The French did their best to name every island during their century-long occupation. Their names include the obvious (Le Dragon, Le Boomerang), the fantastic (Le Pierrot, L'Etoile) and the downright wistful, for sailors stuck at the edge of an empire: La Cathedrale and Les Mamelles (island of breasts).
The core islands lie about 30 miles from the nearest port, separated from it by busy shipping lanes that are no place for dawdling kayaks. The easiest way to access the most beautiful islands was to join one of the overnight tourist boats that leave from Halong town every afternoon. I was lucky enough to be sailing on the Emeraude, a replica paddle steamer oozing colonial style from every inch of polished teak railing and gleaming brass fixture.
The Emeraude carries several two-person open kayaks on board, which allowed me to slip away while more well-heeled passengers were seeking bargains at a floating pearl farm. The water was as smooth as a pond, the sky utterly clear and — away from the boat — the nearby islands seemed to be nudging each other aside to welcome my paddle.
These limestone islands are the result of geological activity that has seen mountains rise up and be worn back down again by millennia of rain and seawater. The current limestone formations have been around for only the past 20,000 years or so, and are still slowly eroding. Real adventurers can arrange climbing expeditions to tackle overhanging cliffs, dropping safely into the water from the top. (Tour operators in Halong town or the heavily touristed Cat Ba island can help with this.)
Clattering through cool, dark caves at the shoreline is great fun, but spotting the decaying wrecks of two small boats delivers a frisson of fear. Rightly so. While my excursion felt completely safe, there have been reports of extremely strong currents at the some of the larger caves in Halong Bay.
Returning to the Emeraude, there was time for a brisk swim in the surprisingly chilly waters before the captain weighed anchor. Most Halong tours feature a stop to look at impressive (but somewhat touristy) caves or to climb upwards for a panoramic view of the bay. This can be a great excuse to stretch your legs or just to jump back in the kayak for another paddle. Either way, by the time your boat stops for the night, you'll be ready for a cold beer.

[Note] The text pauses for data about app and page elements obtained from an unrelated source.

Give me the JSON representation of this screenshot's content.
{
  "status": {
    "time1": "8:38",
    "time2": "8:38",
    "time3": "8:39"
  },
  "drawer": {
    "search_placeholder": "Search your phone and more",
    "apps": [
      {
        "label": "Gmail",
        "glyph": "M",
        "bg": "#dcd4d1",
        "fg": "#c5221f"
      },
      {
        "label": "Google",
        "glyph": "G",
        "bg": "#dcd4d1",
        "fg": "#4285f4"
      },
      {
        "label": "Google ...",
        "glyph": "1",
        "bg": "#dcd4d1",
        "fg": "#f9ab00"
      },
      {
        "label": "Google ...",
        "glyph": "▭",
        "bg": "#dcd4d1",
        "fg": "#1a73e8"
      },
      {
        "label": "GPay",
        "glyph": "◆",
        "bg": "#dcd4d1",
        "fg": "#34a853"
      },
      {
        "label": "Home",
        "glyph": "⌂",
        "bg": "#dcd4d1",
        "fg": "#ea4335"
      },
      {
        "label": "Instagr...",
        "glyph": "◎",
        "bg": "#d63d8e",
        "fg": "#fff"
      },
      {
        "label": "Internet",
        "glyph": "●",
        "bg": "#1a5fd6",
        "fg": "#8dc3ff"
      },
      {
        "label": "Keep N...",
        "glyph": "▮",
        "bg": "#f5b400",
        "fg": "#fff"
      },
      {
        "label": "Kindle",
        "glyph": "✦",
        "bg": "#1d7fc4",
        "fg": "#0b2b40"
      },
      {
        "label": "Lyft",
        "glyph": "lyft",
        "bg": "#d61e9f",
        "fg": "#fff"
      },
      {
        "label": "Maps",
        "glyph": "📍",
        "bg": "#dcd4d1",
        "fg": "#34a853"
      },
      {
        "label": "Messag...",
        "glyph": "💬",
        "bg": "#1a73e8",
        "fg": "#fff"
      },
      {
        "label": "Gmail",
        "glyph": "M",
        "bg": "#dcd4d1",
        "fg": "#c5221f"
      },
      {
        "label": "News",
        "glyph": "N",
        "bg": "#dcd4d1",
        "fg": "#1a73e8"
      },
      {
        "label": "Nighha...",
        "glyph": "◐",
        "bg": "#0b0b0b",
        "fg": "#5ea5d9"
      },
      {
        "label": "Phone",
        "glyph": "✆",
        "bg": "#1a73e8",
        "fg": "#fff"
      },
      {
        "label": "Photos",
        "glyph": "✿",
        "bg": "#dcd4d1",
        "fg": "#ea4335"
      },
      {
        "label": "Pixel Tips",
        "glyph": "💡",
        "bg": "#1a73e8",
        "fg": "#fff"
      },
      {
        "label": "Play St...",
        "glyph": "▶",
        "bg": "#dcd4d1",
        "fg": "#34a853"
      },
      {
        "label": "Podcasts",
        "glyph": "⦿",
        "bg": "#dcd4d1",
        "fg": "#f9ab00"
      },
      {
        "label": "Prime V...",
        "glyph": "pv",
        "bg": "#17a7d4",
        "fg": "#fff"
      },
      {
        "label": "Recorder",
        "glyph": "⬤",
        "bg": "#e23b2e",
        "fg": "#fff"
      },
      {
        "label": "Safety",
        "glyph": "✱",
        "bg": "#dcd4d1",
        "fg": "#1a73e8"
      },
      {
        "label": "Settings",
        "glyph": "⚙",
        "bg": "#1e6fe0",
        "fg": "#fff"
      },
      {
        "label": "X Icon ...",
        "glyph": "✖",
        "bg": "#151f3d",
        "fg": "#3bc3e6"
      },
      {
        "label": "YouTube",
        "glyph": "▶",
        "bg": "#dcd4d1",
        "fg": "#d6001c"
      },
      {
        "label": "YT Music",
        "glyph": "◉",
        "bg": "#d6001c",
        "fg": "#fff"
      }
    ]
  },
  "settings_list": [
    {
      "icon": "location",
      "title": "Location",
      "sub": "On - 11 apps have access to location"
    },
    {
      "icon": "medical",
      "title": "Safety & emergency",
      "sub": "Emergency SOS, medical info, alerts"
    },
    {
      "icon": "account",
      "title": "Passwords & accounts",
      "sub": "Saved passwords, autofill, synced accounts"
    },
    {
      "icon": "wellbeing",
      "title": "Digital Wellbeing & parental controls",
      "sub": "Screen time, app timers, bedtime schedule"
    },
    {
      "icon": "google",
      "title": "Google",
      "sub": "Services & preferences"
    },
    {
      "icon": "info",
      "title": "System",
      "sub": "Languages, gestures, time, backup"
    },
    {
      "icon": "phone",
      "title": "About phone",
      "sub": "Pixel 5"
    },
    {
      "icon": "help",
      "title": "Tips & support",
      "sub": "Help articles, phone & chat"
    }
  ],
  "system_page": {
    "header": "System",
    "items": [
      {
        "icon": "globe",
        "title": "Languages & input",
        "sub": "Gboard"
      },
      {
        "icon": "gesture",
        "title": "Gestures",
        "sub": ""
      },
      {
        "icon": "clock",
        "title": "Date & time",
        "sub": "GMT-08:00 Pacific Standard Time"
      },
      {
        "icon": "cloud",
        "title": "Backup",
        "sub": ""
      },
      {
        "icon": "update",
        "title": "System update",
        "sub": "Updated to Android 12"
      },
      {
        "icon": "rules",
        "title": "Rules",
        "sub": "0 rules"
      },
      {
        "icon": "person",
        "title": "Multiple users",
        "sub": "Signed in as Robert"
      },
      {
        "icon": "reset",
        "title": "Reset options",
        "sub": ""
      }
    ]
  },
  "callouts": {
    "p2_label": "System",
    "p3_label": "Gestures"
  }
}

As the rumble of the Emeraude engines faded away, a higher-pitched note started up and the Emeraude's tender sped off into the dusk.
Twenty minutes later, it returned and almost immediately the passengers were summoned below for the freshest of seafood dinners, its ingredients sourced from a floating fishing village tucked around the headland. The prawns were an explosion of lemongrass and butter; an unnamed white fish melted in the mouth, and a typically French tarte au chocolat sealed the deal.
All that remained was to select a chair on the upper deck, sit back and watch the moon rise from behind Le Crapaud (the Toad) and cast its silvery light on La Limace (the Slug). Something told me that Halong's colonial cartographers were rather more immune to the bay's charms than its modern-day visitors.
With fish splashing in the night and the lights of tiny fishing boats flashing in the distance, I reflected on the periodical sightings of sea monsters in the area. It is rumoured that the great dragons that formed Halong Bay found it too beautiful to leave, making their home permanently in its placid waters.
Nervous kayakers should take note.
Getting there: Vietnam Airlines (020-3263 2062; vietnamairlines.com) flies non-stop from Gatwick to Hanoi and Ho Chi Minh City twice weekly. The writer travelled with Kuoni (01306 747002; kuoni.co.uk), which offers tailor-made tours to Vietnam.
More information: The Foreign Office warns of “a number of fatal boat accidents in Vietnam, including two accidents involving foreign nationals in Halong Bay”. The advice says the Vietnamese government is reviewing safety standards on board boats.